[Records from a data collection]
+ + +

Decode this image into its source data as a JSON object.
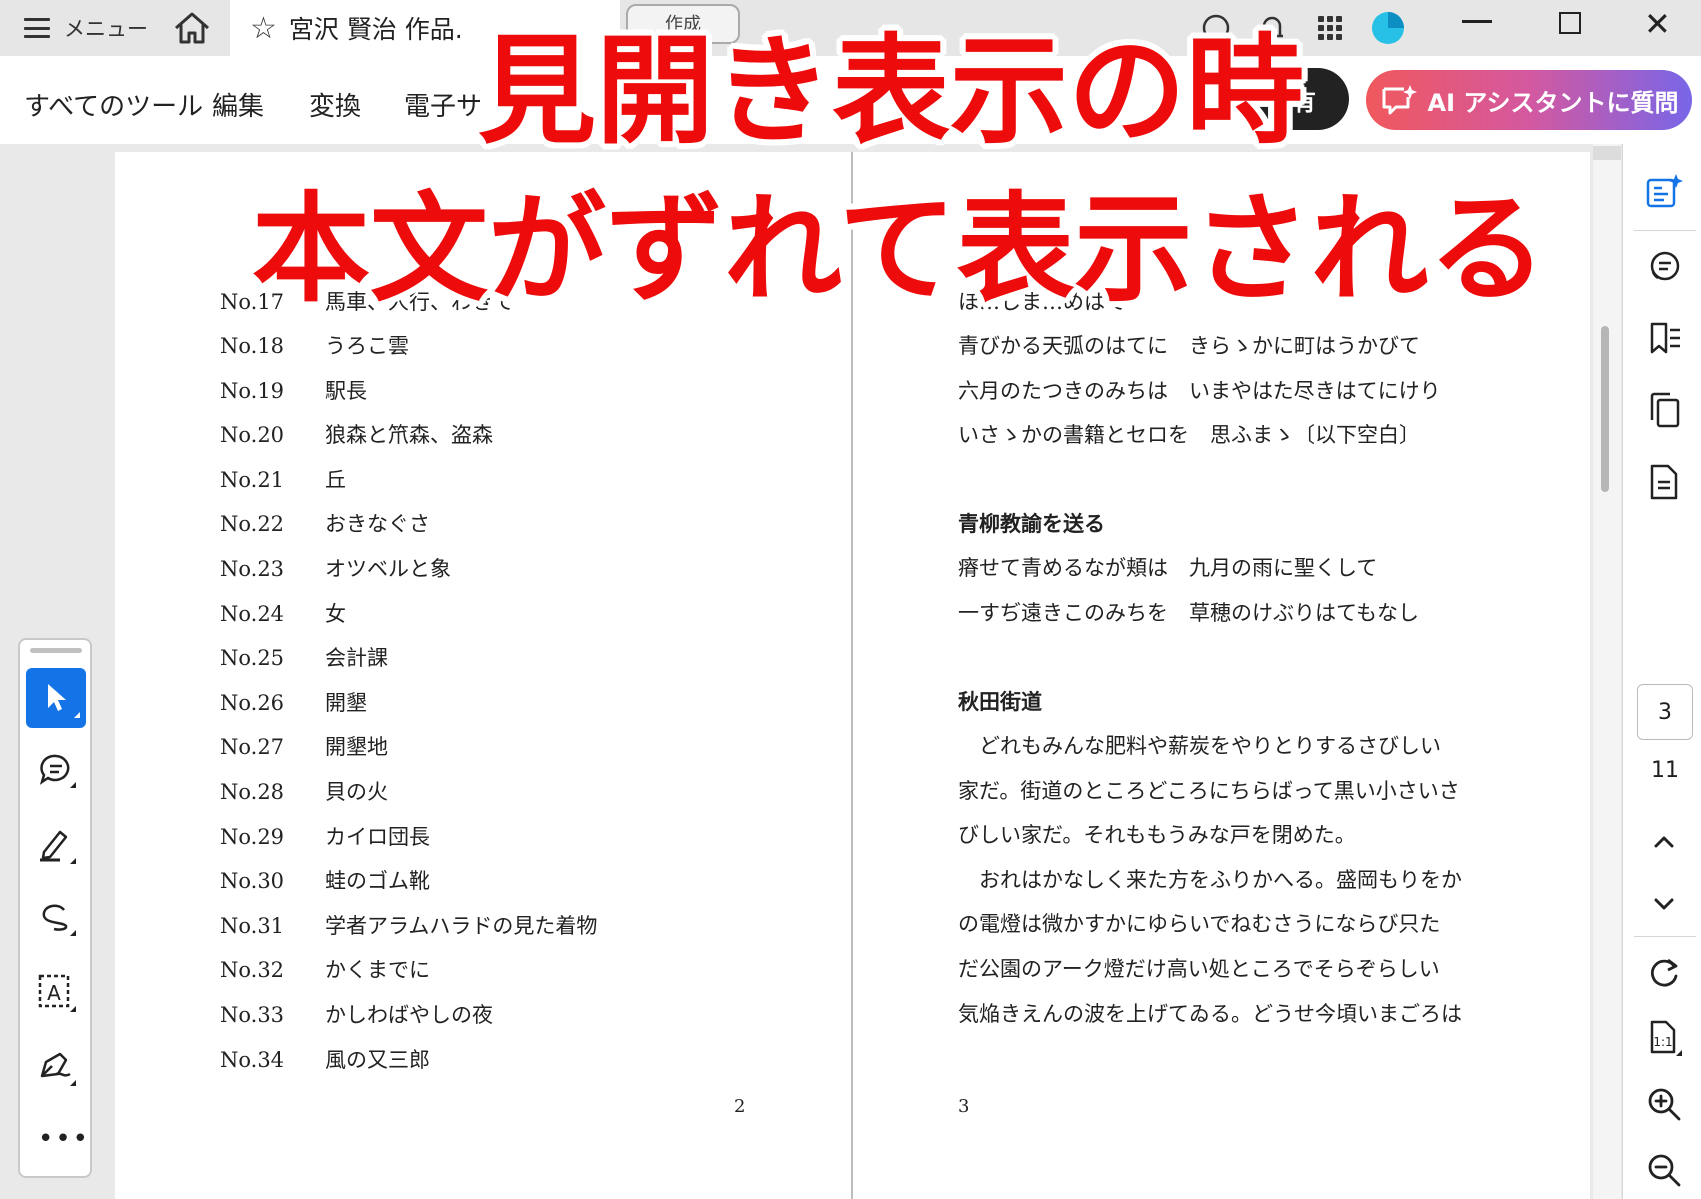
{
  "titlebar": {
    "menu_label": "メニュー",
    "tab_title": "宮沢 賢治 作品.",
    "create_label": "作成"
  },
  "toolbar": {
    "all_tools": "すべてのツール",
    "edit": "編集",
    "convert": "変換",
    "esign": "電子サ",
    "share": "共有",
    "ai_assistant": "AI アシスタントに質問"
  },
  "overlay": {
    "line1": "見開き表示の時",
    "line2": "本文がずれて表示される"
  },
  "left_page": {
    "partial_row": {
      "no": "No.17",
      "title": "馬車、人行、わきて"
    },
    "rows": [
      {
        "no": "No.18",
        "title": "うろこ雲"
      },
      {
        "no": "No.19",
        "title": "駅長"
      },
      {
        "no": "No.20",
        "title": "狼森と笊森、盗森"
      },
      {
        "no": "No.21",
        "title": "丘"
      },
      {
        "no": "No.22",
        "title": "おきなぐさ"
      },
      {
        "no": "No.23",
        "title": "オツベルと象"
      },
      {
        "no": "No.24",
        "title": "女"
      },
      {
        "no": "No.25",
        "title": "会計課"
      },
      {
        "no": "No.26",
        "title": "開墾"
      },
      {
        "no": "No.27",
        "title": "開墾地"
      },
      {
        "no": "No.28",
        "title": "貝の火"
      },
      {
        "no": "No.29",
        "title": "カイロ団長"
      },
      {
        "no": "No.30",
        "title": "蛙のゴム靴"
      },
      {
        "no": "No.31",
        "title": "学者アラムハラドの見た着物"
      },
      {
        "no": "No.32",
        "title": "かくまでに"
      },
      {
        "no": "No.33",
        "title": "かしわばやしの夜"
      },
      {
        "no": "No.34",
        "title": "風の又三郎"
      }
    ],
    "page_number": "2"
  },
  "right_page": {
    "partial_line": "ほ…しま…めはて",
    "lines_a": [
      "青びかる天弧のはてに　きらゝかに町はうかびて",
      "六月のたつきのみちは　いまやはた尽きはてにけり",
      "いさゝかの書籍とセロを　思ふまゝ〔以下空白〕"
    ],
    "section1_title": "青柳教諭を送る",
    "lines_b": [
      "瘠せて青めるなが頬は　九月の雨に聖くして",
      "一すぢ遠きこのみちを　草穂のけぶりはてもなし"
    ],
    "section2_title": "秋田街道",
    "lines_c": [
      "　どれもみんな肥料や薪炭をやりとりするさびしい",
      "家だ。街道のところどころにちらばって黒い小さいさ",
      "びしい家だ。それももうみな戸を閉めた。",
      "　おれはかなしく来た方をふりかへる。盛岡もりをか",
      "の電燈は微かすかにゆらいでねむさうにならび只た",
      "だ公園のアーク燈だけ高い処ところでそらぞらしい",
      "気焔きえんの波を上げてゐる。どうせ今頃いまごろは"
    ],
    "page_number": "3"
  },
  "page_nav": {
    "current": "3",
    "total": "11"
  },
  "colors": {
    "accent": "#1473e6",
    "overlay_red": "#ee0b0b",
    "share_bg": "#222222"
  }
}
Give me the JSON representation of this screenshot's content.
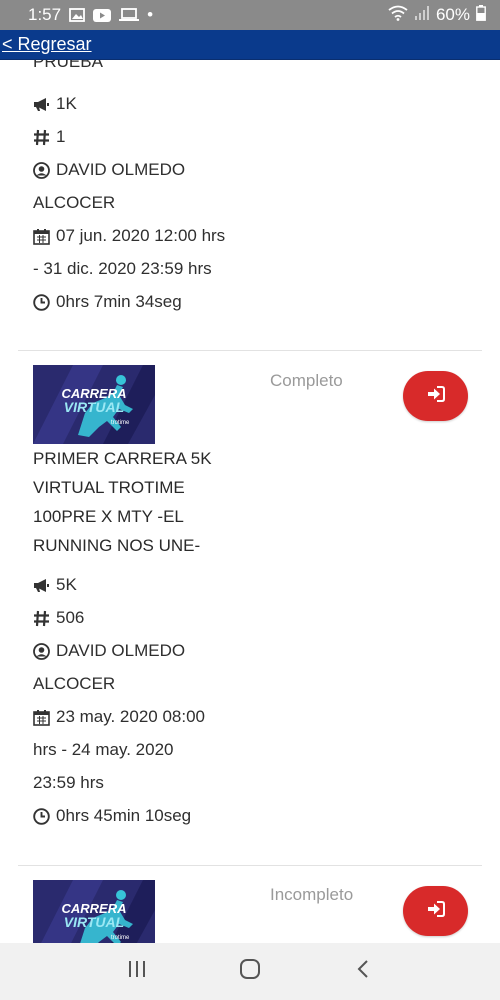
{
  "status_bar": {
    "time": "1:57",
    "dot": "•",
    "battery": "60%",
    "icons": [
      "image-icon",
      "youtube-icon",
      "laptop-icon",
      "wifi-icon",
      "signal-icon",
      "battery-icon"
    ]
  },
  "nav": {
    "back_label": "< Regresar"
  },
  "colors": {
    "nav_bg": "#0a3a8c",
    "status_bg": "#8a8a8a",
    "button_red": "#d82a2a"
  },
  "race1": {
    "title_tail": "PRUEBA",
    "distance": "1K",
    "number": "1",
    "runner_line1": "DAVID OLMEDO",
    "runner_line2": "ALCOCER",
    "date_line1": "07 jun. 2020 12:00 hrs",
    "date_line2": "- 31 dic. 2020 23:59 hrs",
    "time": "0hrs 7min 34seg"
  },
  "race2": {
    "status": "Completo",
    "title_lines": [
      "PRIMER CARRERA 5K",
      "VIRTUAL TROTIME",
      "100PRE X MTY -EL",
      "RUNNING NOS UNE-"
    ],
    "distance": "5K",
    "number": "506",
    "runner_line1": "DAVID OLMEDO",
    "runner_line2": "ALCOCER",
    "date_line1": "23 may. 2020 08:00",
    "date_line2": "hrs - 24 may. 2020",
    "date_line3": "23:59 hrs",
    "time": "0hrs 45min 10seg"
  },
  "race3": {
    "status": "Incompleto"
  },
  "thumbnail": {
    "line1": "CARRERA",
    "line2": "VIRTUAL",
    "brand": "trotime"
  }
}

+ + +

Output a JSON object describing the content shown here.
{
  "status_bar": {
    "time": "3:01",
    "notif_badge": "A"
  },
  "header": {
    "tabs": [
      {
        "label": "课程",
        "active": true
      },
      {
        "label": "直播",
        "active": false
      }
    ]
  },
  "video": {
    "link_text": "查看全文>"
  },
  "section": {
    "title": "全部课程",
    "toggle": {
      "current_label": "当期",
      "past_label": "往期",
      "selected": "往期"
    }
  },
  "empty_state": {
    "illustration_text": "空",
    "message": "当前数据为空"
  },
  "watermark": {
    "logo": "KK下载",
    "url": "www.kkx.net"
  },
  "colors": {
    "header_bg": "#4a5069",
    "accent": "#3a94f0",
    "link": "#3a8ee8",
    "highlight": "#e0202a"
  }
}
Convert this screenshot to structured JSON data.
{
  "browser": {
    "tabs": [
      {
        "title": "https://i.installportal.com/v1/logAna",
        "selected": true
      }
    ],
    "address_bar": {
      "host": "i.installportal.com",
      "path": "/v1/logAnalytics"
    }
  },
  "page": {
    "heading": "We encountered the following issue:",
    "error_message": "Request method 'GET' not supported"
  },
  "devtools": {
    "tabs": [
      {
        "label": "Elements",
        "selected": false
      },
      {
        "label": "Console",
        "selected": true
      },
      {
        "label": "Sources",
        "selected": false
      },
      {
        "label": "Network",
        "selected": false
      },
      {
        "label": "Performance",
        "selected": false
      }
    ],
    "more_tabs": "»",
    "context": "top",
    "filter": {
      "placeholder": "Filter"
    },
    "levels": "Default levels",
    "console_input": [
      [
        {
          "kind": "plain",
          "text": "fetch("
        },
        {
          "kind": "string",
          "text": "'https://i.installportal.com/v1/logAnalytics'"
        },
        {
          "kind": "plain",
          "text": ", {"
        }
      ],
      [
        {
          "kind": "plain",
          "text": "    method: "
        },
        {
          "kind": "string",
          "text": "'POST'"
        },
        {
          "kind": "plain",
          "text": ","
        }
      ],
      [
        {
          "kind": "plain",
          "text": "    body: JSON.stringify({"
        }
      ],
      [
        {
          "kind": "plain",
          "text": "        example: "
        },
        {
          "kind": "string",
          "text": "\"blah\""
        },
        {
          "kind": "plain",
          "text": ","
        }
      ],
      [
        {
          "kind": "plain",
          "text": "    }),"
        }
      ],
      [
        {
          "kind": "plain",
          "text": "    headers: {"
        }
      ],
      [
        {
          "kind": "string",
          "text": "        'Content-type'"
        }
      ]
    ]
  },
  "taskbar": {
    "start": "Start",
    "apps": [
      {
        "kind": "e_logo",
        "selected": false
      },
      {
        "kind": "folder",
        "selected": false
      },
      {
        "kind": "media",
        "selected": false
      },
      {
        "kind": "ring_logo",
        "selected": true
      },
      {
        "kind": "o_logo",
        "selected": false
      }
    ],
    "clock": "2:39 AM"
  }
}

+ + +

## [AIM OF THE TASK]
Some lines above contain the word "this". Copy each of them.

## [ANSWER BOX]
Decode this image into its source data as a JSON object.
Give me the JSON representation of this screenshot's content.
Convert this screenshot to structured JSON data.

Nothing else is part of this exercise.